The Turkish leader has repeatedly branded Israel a “terror state” and defended Gaza's rulers Hamas as “liberators” fighting for their land.

The comments have not be well received in Germany, traditionally one of Israel's strongest backers within the EU.

Mr Erdogan again condemned Israel's military invasion of Gaza as he appeared alongside Chancellor Olaf Scholz ahead of their diplomatic talks.

It comes as the death toll in Gaza climbed to 12,000, including thousands of children.

“As of now, 13,000 Palestinian children, women and elderly have been killed," Mr Erdogan said in a joint press conference. "There is almost no place named Gaza anymore, everything has been destroyed.”

The Turkish President defended himself against charges of anti-Semitism as he argued that “shooting hospitals or killing children does not exist in the Torah”.

“For us, there should be no discrimination between Jews, Christians and Muslims in the region. I have fought against anti-Semitism,” Mr Erdogan said. “I am a leader who is leading this fight.”

Mr Scholz said he and Mr Erdogan had"different views on the current conflict” but “particularly at difficult moments, we need to speak directly to each other”.

Recep Tayyip Erdogan: 'Killing children is not in the Torah'

Recep Tayyip Erdogan: 'Killing children is not in the Torah'

“Hamas's attack means that Israel must protect itself and must be able to defend itself,” he said.

“It cannot remain the case that a terror organisation that rules this region undertakes such activities from there again”.

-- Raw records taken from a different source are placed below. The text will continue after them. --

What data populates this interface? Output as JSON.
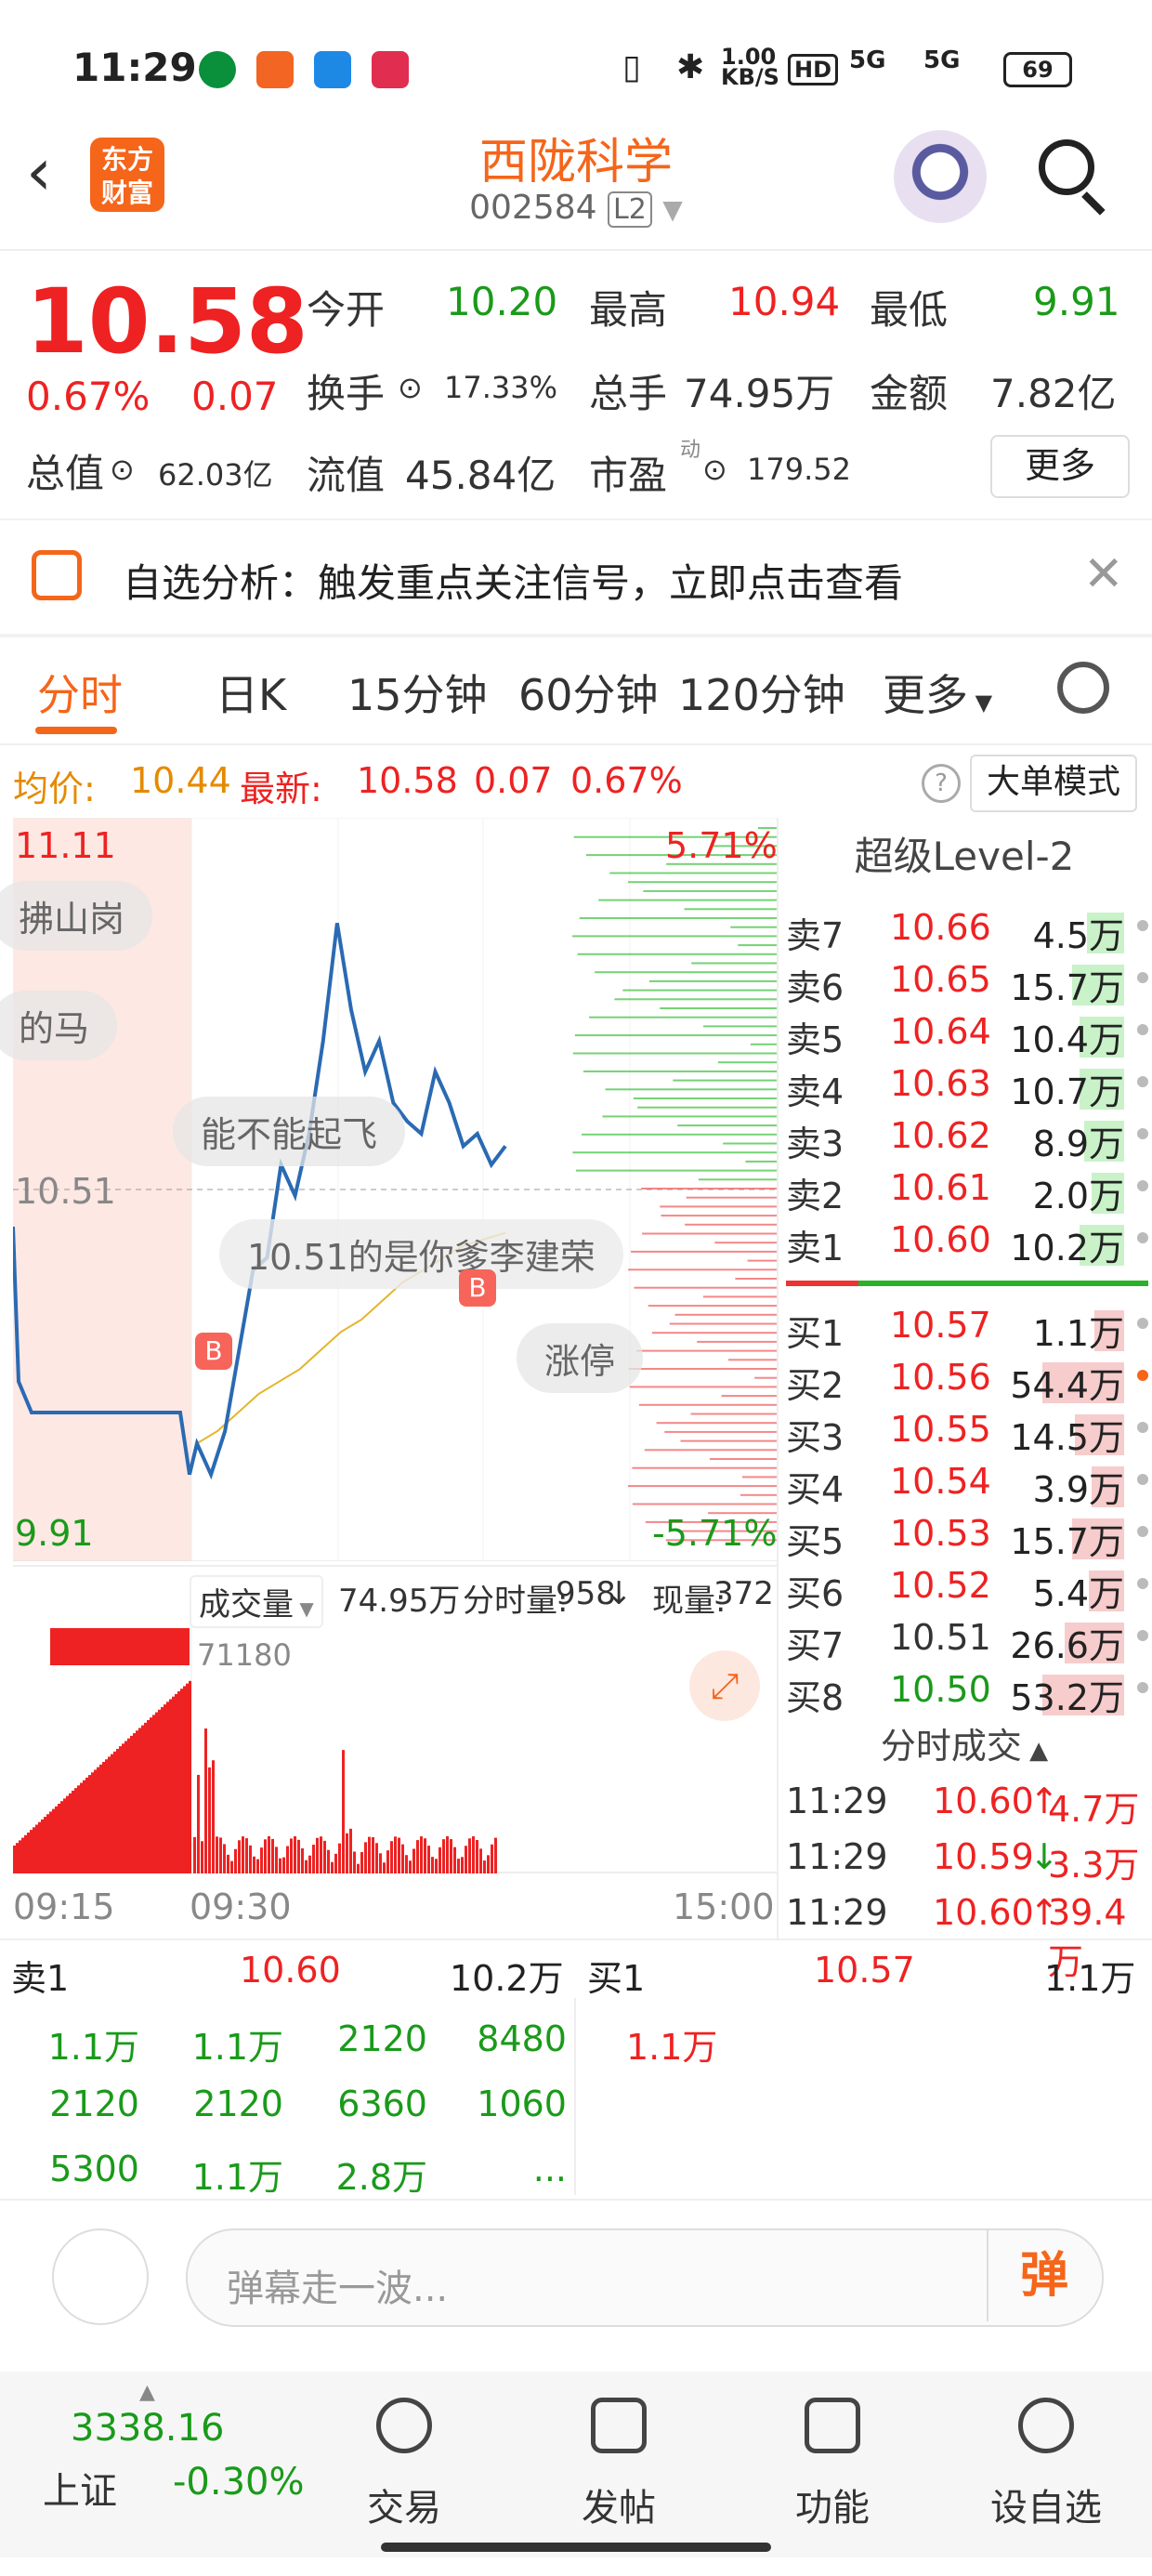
{
  "status_bar": {
    "time": "11:29",
    "network_speed": "1.00 KB/S",
    "hd": "HD",
    "signal_1": "5G",
    "signal_2": "5G",
    "battery": "69"
  },
  "header": {
    "back_glyph": "‹",
    "logo_line1": "东方",
    "logo_line2": "财富",
    "stock_name": "西陇科学",
    "stock_code": "002584",
    "level_badge": "L2"
  },
  "quote": {
    "price": "10.58",
    "change_pct": "0.67%",
    "change": "0.07",
    "open_label": "今开",
    "open": "10.20",
    "high_label": "最高",
    "high": "10.94",
    "low_label": "最低",
    "low": "9.91",
    "turnover_label": "换手",
    "turnover": "17.33%",
    "volume_label": "总手",
    "volume": "74.95万",
    "amount_label": "金额",
    "amount": "7.82亿",
    "mktcap_label": "总值",
    "mktcap": "62.03亿",
    "float_label": "流值",
    "float_cap": "45.84亿",
    "pe_label": "市盈",
    "pe_sup": "动",
    "pe": "179.52",
    "more_label": "更多"
  },
  "notice": {
    "text": "自选分析：触发重点关注信号，立即点击查看"
  },
  "tabs": [
    "分时",
    "日K",
    "15分钟",
    "60分钟",
    "120分钟",
    "更多"
  ],
  "chart_header": {
    "avg_label": "均价:",
    "avg": "10.44",
    "latest_label": "最新:",
    "latest": "10.58",
    "chg": "0.07",
    "chg_pct": "0.67%",
    "mode_button": "大单模式",
    "help": "?"
  },
  "chart_labels": {
    "high": "11.11",
    "low": "9.91",
    "pct_high": "5.71%",
    "pct_low": "-5.71%",
    "ref_price": "10.51",
    "limit_up_chip": "涨停"
  },
  "danmaku": [
    "拂山岗",
    "的马",
    "能不能起飞",
    "10.51的是你爹李建荣"
  ],
  "volume_header": {
    "label": "成交量",
    "total": "74.95万",
    "minute_label": "分时量:",
    "minute": "958",
    "now_label": "现量:",
    "now": "372",
    "peak": "71180"
  },
  "time_axis": [
    "09:15",
    "09:30",
    "15:00"
  ],
  "orderbook": {
    "title": "超级Level-2",
    "asks": [
      {
        "name": "卖7",
        "price": "10.66",
        "vol": "4.5万",
        "bar": 0.25
      },
      {
        "name": "卖6",
        "price": "10.65",
        "vol": "15.7万",
        "bar": 0.35
      },
      {
        "name": "卖5",
        "price": "10.64",
        "vol": "10.4万",
        "bar": 0.3
      },
      {
        "name": "卖4",
        "price": "10.63",
        "vol": "10.7万",
        "bar": 0.3
      },
      {
        "name": "卖3",
        "price": "10.62",
        "vol": "8.9万",
        "bar": 0.27
      },
      {
        "name": "卖2",
        "price": "10.61",
        "vol": "2.0万",
        "bar": 0.22
      },
      {
        "name": "卖1",
        "price": "10.60",
        "vol": "10.2万",
        "bar": 0.3
      }
    ],
    "bids": [
      {
        "name": "买1",
        "price": "10.57",
        "vol": "1.1万",
        "bar": 0.2
      },
      {
        "name": "买2",
        "price": "10.56",
        "vol": "54.4万",
        "bar": 0.55
      },
      {
        "name": "买3",
        "price": "10.55",
        "vol": "14.5万",
        "bar": 0.33
      },
      {
        "name": "买4",
        "price": "10.54",
        "vol": "3.9万",
        "bar": 0.22
      },
      {
        "name": "买5",
        "price": "10.53",
        "vol": "15.7万",
        "bar": 0.35
      },
      {
        "name": "买6",
        "price": "10.52",
        "vol": "5.4万",
        "bar": 0.24
      },
      {
        "name": "买7",
        "price": "10.51",
        "vol": "26.6万",
        "bar": 0.4
      },
      {
        "name": "买8",
        "price": "10.50",
        "vol": "53.2万",
        "bar": 0.55
      }
    ]
  },
  "trades": {
    "title": "分时成交",
    "rows": [
      {
        "time": "11:29",
        "price": "10.60",
        "arrow": "↑",
        "vol": "4.7万",
        "dir": "up"
      },
      {
        "time": "11:29",
        "price": "10.59",
        "arrow": "↓",
        "vol": "3.3万",
        "dir": "down"
      },
      {
        "time": "11:29",
        "price": "10.60",
        "arrow": "↑",
        "vol": "39.4万",
        "dir": "up"
      }
    ]
  },
  "bottom_book": {
    "sell_name": "卖1",
    "sell_price": "10.60",
    "sell_vol": "10.2万",
    "buy_name": "买1",
    "buy_price": "10.57",
    "buy_vol": "1.1万",
    "sell_queue": [
      "1.1万",
      "1.1万",
      "2120",
      "8480",
      "2120",
      "2120",
      "6360",
      "1060",
      "5300",
      "1.1万",
      "2.8万",
      "..."
    ],
    "buy_queue": [
      "1.1万"
    ]
  },
  "input": {
    "placeholder": "弹幕走一波...",
    "send_label": "弹"
  },
  "nav": {
    "index_value": "3338.16",
    "index_name": "上证",
    "index_chg": "-0.30%",
    "items": [
      "交易",
      "发帖",
      "功能",
      "设自选"
    ]
  },
  "chart_data": {
    "type": "line",
    "title": "",
    "ylim": [
      9.91,
      11.11
    ],
    "ref_price": 10.51,
    "x": [
      "09:15",
      "09:30",
      "15:00"
    ],
    "series": [
      {
        "name": "",
        "values": [
          10.45,
          10.18,
          10.15,
          10.1,
          10.05,
          10.12,
          10.25,
          10.38,
          10.4,
          10.55,
          10.5,
          10.6,
          10.75,
          10.94,
          10.8,
          10.7,
          10.75,
          10.65,
          10.62,
          10.6,
          10.7,
          10.65,
          10.58,
          10.6,
          10.55,
          10.58
        ]
      },
      {
        "name": "均价",
        "values": [
          10.1,
          10.12,
          10.15,
          10.18,
          10.2,
          10.22,
          10.25,
          10.28,
          10.3,
          10.33,
          10.36,
          10.38,
          10.4,
          10.42,
          10.43,
          10.44
        ]
      }
    ]
  }
}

At the same time, Mr Scholz said it was important to “do everything to keep the number of civilian victims as small as possible” and stressed that “the suffering of the Palestinian civilian population in Gaza also depresses us”.

Mr Erdogan appeared to suggest that Germany, a country where anti-Semitism is illegal because of Berlin's historic responsibilities over the Holocaust, was limited in its ability to speak freely about the Israel-Gaza war.

“I speak freely because we do not owe Israel anything. We did not go through the Holocaust,” Mr Erdogan said, suggesting Germany carried a “psychological debt”.

Mr Erdogan's trip to Germany was his first to a western country since Israel began bombarding Gaza in response to Hamas's attacks on October 7.

Earlier, he met Federal President Frank-Walter Steinmeier at Bellevue Palace on Friday afternoon.

According to police, about 2,800 officers were deployed in the capital due to the Turkish President's visit.

Germany is also home to the biggest Turkish diaspora and a majority of Turks in the country are supporters of Mr Erdogan, including former German international footballer Mesut Ozil.

Updated: November 17, 2023, 11:51 PM